Wherever a line in the data below holds "blessed", copy that line.

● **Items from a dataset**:
┌──

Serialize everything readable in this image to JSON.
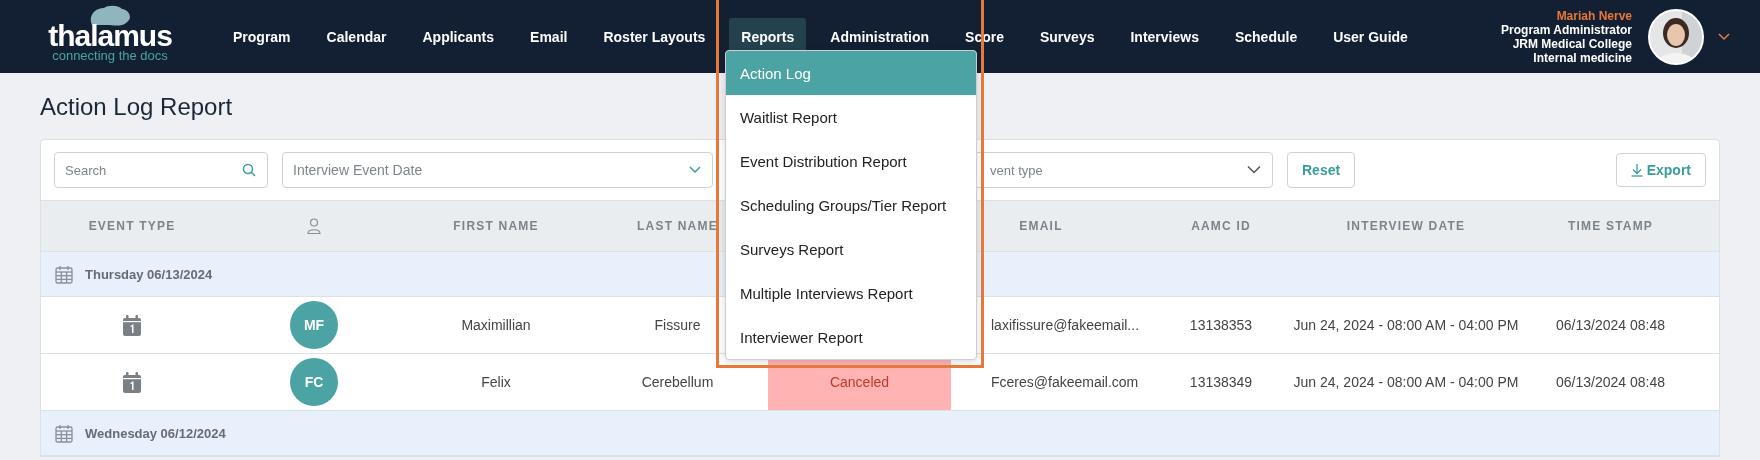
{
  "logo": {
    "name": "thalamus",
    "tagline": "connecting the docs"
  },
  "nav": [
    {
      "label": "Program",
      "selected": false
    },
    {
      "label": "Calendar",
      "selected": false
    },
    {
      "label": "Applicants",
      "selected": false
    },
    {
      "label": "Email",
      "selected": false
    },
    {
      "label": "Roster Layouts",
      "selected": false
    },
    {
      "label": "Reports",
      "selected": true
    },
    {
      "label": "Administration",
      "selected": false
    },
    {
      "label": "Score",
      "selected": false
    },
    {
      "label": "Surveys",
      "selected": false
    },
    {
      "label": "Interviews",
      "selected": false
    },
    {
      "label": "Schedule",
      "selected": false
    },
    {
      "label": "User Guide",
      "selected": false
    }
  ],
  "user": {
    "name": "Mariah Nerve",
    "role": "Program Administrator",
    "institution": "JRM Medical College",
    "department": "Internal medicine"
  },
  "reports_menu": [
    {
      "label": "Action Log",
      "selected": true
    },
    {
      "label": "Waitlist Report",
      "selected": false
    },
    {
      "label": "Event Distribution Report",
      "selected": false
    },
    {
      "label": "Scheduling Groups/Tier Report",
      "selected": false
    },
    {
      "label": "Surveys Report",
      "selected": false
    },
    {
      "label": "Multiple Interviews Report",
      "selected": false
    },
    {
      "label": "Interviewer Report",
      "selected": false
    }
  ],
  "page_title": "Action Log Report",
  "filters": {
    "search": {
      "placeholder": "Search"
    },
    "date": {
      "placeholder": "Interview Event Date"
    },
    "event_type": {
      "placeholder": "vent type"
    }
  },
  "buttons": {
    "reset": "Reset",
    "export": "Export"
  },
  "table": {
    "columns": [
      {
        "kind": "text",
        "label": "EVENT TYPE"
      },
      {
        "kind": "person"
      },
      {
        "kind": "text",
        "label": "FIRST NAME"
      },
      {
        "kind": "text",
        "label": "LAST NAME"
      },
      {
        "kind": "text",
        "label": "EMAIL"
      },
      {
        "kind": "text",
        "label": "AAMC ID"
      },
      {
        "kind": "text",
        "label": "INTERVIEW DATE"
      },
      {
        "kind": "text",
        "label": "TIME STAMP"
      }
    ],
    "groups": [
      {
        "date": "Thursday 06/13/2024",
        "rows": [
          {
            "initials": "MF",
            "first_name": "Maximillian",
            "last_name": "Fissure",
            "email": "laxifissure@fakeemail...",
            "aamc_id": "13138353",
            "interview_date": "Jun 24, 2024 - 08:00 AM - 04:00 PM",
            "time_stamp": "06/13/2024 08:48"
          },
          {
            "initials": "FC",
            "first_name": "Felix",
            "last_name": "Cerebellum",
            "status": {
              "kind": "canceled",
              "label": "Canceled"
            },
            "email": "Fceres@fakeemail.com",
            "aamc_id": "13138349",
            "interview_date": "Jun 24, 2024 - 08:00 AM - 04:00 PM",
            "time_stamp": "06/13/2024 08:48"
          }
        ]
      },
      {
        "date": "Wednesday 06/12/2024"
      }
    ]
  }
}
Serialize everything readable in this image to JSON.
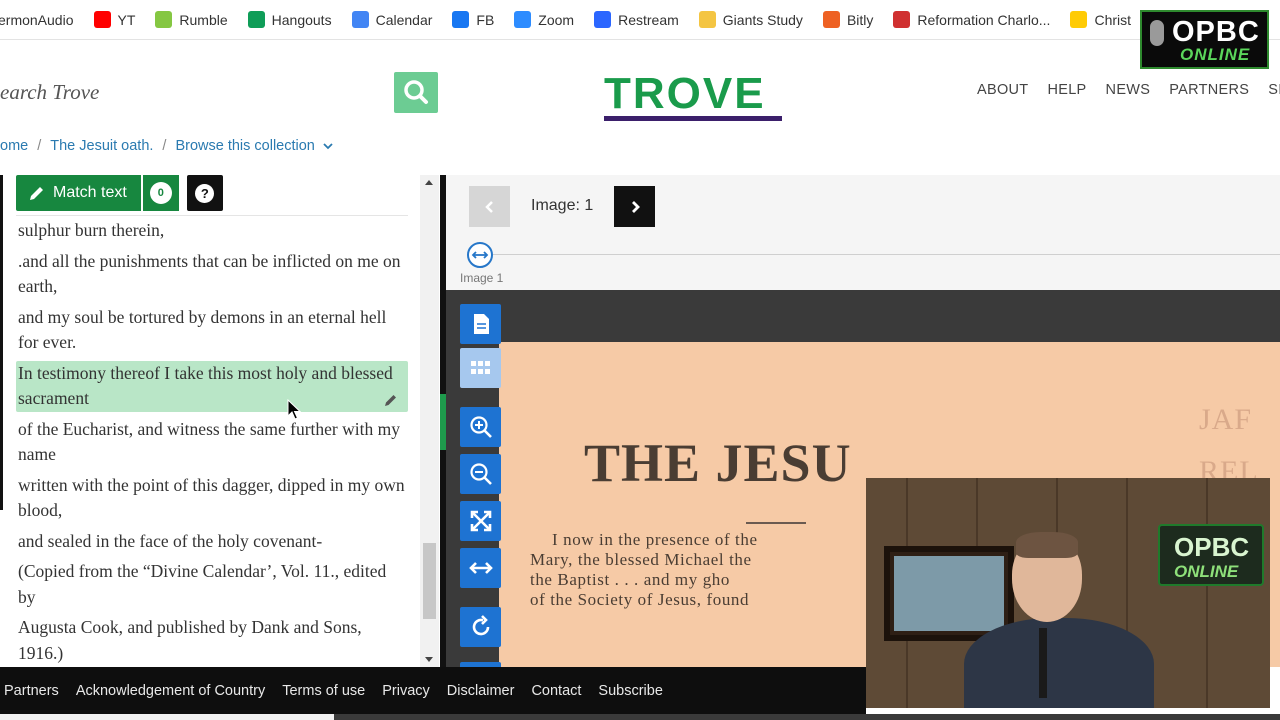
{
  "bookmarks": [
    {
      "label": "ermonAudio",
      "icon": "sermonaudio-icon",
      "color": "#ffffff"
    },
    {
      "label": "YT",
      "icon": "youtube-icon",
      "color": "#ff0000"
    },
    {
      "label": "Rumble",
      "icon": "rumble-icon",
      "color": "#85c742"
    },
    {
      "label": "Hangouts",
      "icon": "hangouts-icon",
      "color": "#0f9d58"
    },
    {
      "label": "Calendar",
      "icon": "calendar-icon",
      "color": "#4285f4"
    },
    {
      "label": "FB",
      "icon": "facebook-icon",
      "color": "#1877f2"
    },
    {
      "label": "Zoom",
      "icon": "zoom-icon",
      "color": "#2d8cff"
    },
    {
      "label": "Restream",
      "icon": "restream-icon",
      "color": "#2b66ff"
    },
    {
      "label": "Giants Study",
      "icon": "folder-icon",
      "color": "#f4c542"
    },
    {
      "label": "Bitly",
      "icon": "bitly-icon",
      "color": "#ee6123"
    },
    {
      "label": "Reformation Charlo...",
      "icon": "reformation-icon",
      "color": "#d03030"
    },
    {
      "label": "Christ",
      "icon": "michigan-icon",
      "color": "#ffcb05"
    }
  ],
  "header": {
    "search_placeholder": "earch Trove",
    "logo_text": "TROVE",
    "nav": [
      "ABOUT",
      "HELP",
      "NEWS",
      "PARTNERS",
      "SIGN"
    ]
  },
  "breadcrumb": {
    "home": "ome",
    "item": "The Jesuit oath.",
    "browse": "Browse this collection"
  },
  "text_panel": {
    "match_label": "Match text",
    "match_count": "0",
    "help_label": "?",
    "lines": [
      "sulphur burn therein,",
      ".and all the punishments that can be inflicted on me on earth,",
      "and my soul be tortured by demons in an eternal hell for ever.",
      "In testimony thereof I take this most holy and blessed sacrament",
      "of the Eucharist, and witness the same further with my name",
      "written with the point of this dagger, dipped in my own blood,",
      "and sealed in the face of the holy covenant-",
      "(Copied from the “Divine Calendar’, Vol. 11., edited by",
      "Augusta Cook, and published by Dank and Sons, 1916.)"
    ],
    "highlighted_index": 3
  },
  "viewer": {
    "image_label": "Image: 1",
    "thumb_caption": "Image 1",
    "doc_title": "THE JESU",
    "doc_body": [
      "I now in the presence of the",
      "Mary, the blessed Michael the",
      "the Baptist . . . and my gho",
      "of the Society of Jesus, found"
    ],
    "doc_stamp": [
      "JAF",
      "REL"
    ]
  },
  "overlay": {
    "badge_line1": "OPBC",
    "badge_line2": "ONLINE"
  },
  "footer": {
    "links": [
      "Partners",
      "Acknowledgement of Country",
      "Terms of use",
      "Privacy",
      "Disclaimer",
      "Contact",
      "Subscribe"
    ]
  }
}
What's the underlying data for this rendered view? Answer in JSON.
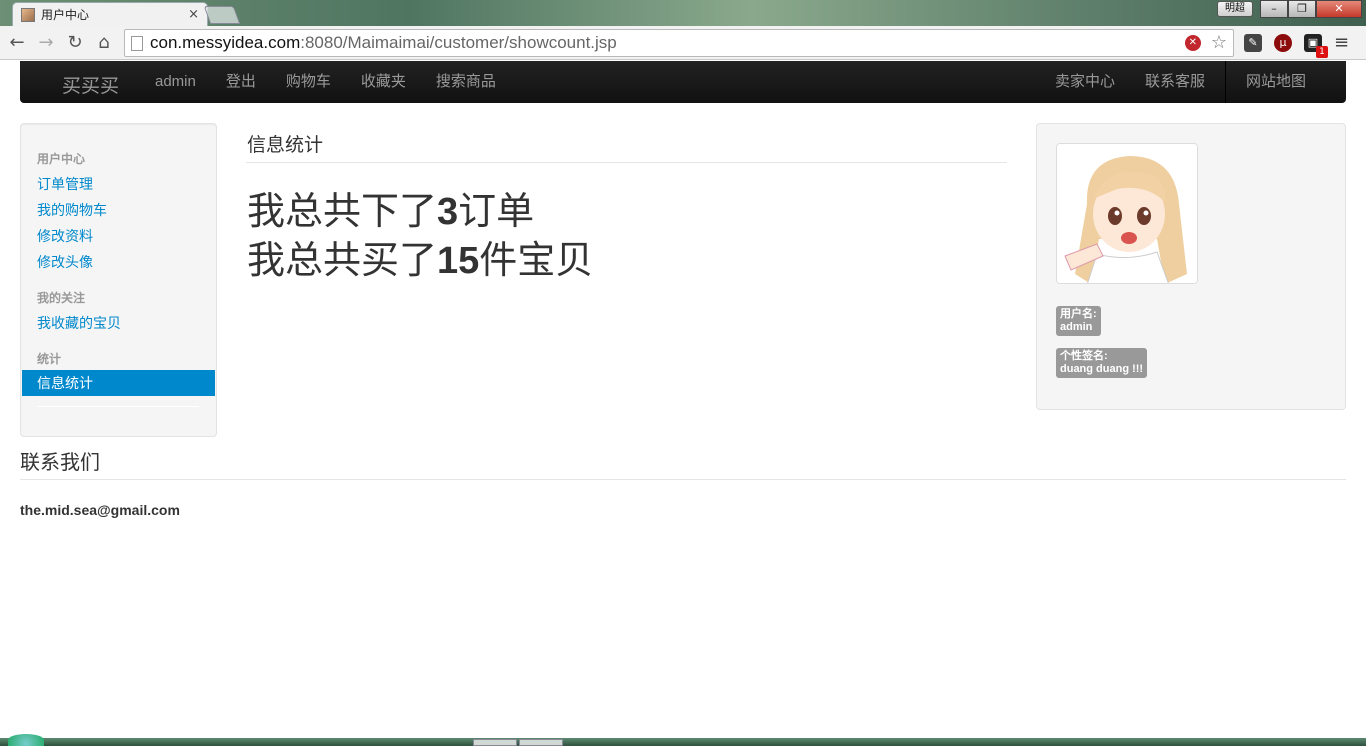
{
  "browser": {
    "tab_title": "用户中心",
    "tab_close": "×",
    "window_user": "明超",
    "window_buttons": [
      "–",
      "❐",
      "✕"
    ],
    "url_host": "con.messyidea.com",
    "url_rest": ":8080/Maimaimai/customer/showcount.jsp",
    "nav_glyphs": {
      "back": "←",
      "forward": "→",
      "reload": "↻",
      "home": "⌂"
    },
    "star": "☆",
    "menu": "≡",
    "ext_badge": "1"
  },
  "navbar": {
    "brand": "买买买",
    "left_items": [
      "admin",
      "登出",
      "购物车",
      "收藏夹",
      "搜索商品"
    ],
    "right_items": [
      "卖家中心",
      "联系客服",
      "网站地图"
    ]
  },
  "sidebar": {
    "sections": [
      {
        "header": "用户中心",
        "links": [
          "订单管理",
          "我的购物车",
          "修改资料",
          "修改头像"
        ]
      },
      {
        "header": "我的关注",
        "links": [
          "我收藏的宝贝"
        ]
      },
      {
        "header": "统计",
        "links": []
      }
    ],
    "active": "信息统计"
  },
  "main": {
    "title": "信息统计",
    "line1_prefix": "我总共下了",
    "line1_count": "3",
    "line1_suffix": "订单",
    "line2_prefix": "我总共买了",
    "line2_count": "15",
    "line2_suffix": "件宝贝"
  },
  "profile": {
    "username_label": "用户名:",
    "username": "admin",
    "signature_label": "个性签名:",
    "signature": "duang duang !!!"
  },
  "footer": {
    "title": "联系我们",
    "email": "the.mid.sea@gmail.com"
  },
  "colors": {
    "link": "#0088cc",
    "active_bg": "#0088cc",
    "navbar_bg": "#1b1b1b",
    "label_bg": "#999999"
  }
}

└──

● **Response to the exercise**:
      "In testimony thereof I take this most holy and blessed sacrament",
      "Mary, the blessed Michael the",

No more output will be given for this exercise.